In addition to the responsibility I am given, Greenlining distinguishes itself by the amount of exposure it gives fellows to decision makers in the private and public sector. The day after the election, the Economic Equity team and coalition members held meetings with top leaders at each of the financial regulatory agencies in Washington, DC. Our concerns and research were presented to esteemed people like Chairman Ben Bernanke of the Federal Reserve System and Director Richard Cordray of the Consumer Financial Protection Bureau. We spoke to them about our concerns on the lack of outreach on the Independent Foreclosure Review process for home mortgages and the progress of their Offices of Minority and Women Inclusion. All of this is made possible by Greenlining’s long history and advocacy work with stakeholders. I know my impact is made possible because I am able to stand on the shoulders of champions that came before me at Greenlining.
Applying to the Fellowship
The Greenlining Institute is located in Berkeley, California and has proven to be a great location for policy advocacy. The West Coast, and in particular the San Francisco Bay Area, has a progressive culture and so many change makers are within reach. It is typical for me to meet bank executives and coalition members in Berkeley, Oakland, and San Francisco a few times a month. Depending on the project, Fellows also travel within the state or throughout the country to meet with policy makers and other stakeholders. So far, I have traveled to Los Angeles, St. Louis, and Washington, DC. In January I will go to New York City to meet with some of the foundations that support our work.
The application process is competitive, but is a very straightforward process. It consists of a two-page personal statement, two recommendation letters, and a series of Skype interviews. The fellowship lasts for one year and typically begins at the very end of August. Fellows are paid a salary and are expected to work 37.5 hours a week. They also receive dental and medical insurance. The next application deadline for the Greenlining Fellowships is January, 25, 2013.

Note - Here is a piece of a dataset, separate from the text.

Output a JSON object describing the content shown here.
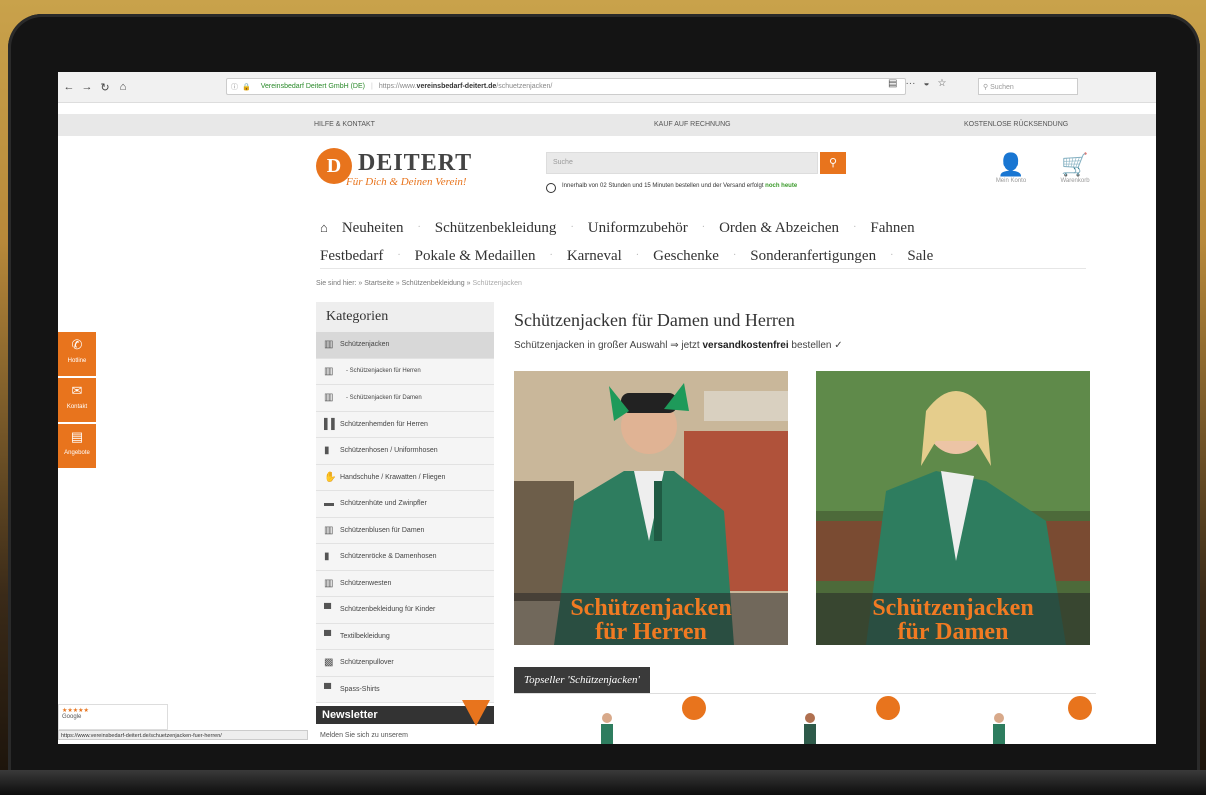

The nature of my work at Greenlining introduced me to like-minded people and organizations that I would have never met otherwise. My fellowship is not only teaching me the “language” of policy, but also how important it is to be able to communicate to folks and organizations coming from all walks of life. I am a big believer that engaging with multiple stakeholders in a collaborative fashion will lead to faster and sustainable change. In regards to my future career, Greenlining alumni have helped me identify graduate programs that better fit my interests. Greenlining has shown me that I’m happiest working on economic development policy focused on communities. If I had never spoken to seasoned professionals, I would have never heard of the degrees in Urban Planning that best incorporates and teaches about these principles. I plan to apply to graduate school next December, and am currently in the process of researching jobs that could better inform me of urban planning career paths.